▶ **Assignment**
With the string "JSON" as the filter, copy each matching line from the records.

Items from a dataset

╔══

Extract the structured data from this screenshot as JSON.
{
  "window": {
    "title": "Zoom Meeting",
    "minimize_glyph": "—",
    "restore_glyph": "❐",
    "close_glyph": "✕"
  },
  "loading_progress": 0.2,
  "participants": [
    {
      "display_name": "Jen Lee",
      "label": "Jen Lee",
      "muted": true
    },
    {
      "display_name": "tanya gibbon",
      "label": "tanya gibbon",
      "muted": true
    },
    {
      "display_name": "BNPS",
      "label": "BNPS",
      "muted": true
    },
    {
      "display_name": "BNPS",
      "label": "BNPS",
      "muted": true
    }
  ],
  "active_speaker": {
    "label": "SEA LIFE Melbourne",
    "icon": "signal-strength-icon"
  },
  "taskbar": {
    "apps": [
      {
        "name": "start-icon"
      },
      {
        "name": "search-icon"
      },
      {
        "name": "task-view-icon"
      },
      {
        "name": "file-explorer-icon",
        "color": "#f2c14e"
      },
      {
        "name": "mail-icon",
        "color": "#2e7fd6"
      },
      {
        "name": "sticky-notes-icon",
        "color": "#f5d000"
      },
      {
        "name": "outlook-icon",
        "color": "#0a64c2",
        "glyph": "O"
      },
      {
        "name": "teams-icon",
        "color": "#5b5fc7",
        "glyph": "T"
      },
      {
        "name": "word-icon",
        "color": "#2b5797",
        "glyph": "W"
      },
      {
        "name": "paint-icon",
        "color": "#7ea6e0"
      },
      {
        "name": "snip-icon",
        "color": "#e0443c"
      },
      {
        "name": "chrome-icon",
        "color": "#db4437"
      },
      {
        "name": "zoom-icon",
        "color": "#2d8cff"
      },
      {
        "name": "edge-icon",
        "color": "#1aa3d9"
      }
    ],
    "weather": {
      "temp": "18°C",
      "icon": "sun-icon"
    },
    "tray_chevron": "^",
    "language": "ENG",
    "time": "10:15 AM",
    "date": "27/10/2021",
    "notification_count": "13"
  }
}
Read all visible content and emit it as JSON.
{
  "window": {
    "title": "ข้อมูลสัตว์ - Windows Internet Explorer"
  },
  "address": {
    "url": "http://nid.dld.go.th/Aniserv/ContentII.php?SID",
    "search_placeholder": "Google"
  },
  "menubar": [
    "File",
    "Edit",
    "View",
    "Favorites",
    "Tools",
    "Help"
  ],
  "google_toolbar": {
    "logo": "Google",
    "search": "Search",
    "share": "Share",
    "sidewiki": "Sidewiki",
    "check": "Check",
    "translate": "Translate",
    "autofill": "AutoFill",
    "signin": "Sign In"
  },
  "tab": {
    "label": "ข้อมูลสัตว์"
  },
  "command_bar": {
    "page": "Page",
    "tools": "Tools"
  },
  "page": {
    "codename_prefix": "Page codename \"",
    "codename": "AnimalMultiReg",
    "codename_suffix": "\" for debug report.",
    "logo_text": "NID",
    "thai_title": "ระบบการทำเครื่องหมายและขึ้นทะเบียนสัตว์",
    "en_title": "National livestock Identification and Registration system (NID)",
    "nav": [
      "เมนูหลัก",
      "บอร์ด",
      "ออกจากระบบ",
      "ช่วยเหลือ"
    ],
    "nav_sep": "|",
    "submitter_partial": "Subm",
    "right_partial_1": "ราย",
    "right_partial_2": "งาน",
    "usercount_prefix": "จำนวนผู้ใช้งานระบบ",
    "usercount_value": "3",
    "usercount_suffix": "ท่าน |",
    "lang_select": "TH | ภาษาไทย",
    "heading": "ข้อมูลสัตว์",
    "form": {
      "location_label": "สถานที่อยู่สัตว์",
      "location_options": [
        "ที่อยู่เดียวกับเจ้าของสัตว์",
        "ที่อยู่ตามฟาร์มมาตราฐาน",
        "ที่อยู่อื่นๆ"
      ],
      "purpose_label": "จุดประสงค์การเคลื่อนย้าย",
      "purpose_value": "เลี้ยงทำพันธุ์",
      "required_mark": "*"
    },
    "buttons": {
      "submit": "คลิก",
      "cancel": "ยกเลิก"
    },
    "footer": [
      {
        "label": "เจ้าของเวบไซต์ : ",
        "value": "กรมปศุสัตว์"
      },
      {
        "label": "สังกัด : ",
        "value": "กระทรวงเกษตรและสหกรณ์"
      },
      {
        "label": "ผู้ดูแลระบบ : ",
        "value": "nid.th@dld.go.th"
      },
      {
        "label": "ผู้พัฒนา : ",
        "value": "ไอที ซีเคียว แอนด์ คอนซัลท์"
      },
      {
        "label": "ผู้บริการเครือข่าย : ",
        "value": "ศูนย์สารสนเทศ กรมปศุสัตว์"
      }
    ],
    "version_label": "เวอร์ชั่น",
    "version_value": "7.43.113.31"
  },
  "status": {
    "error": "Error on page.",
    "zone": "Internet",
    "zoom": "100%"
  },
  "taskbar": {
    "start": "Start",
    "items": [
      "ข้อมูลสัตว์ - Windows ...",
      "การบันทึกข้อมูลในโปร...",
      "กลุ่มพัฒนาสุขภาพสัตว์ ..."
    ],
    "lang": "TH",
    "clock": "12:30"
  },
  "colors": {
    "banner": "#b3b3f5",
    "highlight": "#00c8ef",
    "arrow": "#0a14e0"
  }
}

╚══

▶ **Output**
Extract the structured data from this screenshot as JSON.
Read all visible content and emit it as JSON.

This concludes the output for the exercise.